Ideally, I’d pad this list out with some smaller stuff, but hey, I’m starting here.

Help Desk Software

Customers email [email protected] and start a conversation thread with one or multiple support agents.

Customers use live chat

A knowledgebase is slowly created, which becomes SEO long tail bait, reference material, internal bible, and inbound lead generation.

Zendesk $5/agent/mo to $19/agent/mo (Max $99/agent/mo).

HelpScout $20/agent/mo to $35/agent/mo

Feature Request Software

Customers visit a feature request leaderboard, and it helps drive feature development of the SaaS.

In theory helps drive development roadmap. Gives users a place to help each other, self diagnose, request features.

uservoice is the big one ($499+/mo.). Loop,, etc are others.

Forms Software

Users can fill out a form, and the data is shipped to the form owner or a google sheet.

The form has many field types, including payments, maps, etc. New field types can be added regularly.

Paperform (12.50/mo to 32.50/mo, up to 82.50/mo)

Spreadsheet Software

Users fill data into spreadsheets, either with forms or spreadsheet view. They can link the sheets together, export to CSV, use as REST API.

Airtable $10-$20/user/mo. Airtable is a $X00B company, but 99% of the usefulness (that I can see) is linked spreadsheet rows that you can share with co-workers and devs.

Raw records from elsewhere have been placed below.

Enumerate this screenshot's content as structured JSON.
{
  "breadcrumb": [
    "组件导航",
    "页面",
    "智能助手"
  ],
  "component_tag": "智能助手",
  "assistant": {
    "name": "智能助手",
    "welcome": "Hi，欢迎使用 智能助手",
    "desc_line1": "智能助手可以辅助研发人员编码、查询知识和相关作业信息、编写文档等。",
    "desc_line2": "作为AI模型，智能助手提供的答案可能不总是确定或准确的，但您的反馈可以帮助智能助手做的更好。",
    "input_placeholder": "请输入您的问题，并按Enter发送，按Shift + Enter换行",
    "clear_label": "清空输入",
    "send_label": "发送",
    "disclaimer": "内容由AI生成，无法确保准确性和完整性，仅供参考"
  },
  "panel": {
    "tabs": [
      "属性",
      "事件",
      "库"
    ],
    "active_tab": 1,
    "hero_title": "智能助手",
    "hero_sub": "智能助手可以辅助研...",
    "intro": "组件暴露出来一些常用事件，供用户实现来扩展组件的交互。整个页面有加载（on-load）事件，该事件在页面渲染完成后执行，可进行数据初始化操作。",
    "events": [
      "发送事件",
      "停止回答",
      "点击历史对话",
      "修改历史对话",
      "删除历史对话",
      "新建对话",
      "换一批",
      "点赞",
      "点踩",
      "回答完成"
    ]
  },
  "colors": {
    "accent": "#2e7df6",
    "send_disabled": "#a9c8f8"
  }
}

Trust and Reviews

When an order is shipped, the trust server sends an email to the customer in a few days asking them to review the products and review the website.

The customer can review both and the data flows both to the website and to a list of the products.

Trustpilot $189/mo

Loyalty and Rewards

Award points and credits for purchases to a customers account. Customer can spend the points and credits on checkout.

loyaltylion: $159/mo